[THE DATA Boundary: Start]

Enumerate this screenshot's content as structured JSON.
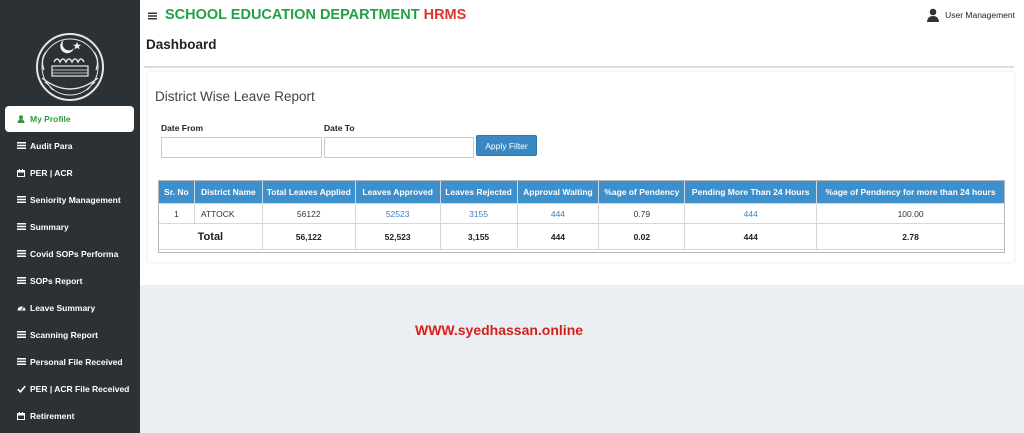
{
  "header": {
    "brand_main": "SCHOOL EDUCATION DEPARTMENT",
    "brand_suffix": "HRMS",
    "user_label": "User Management"
  },
  "sidebar": {
    "items": [
      {
        "label": "My Profile",
        "icon": "user-icon",
        "active": true
      },
      {
        "label": "Audit Para",
        "icon": "list-icon"
      },
      {
        "label": "PER | ACR",
        "icon": "calendar-icon"
      },
      {
        "label": "Seniority Management",
        "icon": "list-icon"
      },
      {
        "label": "Summary",
        "icon": "list-icon"
      },
      {
        "label": "Covid SOPs Performa",
        "icon": "list-icon"
      },
      {
        "label": "SOPs Report",
        "icon": "list-icon"
      },
      {
        "label": "Leave Summary",
        "icon": "dashboard-icon"
      },
      {
        "label": "Scanning Report",
        "icon": "list-icon"
      },
      {
        "label": "Personal File Received",
        "icon": "list-icon"
      },
      {
        "label": "PER | ACR File Received",
        "icon": "check-icon"
      },
      {
        "label": "Retirement",
        "icon": "calendar-icon"
      }
    ]
  },
  "page": {
    "title": "Dashboard"
  },
  "report": {
    "title": "District Wise Leave Report",
    "date_from_label": "Date From",
    "date_to_label": "Date To",
    "date_from_value": "",
    "date_to_value": "",
    "apply_label": "Apply Filter",
    "columns": [
      "Sr. No",
      "District Name",
      "Total Leaves Applied",
      "Leaves Approved",
      "Leaves Rejected",
      "Approval Waiting",
      "%age of Pendency",
      "Pending More Than 24 Hours",
      "%age of Pendency for more than 24 hours"
    ],
    "rows": [
      {
        "sr": "1",
        "district": "ATTOCK",
        "applied": "56122",
        "approved": "52523",
        "rejected": "3155",
        "waiting": "444",
        "pendency": "0.79",
        "pending24": "444",
        "pendency24": "100.00"
      }
    ],
    "total": {
      "label": "Total",
      "applied": "56,122",
      "approved": "52,523",
      "rejected": "3,155",
      "waiting": "444",
      "pendency": "0.02",
      "pending24": "444",
      "pendency24": "2.78"
    }
  },
  "watermark": "WWW.syedhassan.online",
  "colors": {
    "sidebar_bg": "#2c3136",
    "brand_green": "#22a046",
    "brand_red": "#e0342a",
    "table_header": "#3e90cd",
    "button_blue": "#3a88c2",
    "link_blue": "#3d7fc0"
  }
}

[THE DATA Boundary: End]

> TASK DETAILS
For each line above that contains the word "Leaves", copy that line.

> YOUR RESPONSE
      "Total Leaves Applied",
      "Leaves Approved",
      "Leaves Rejected",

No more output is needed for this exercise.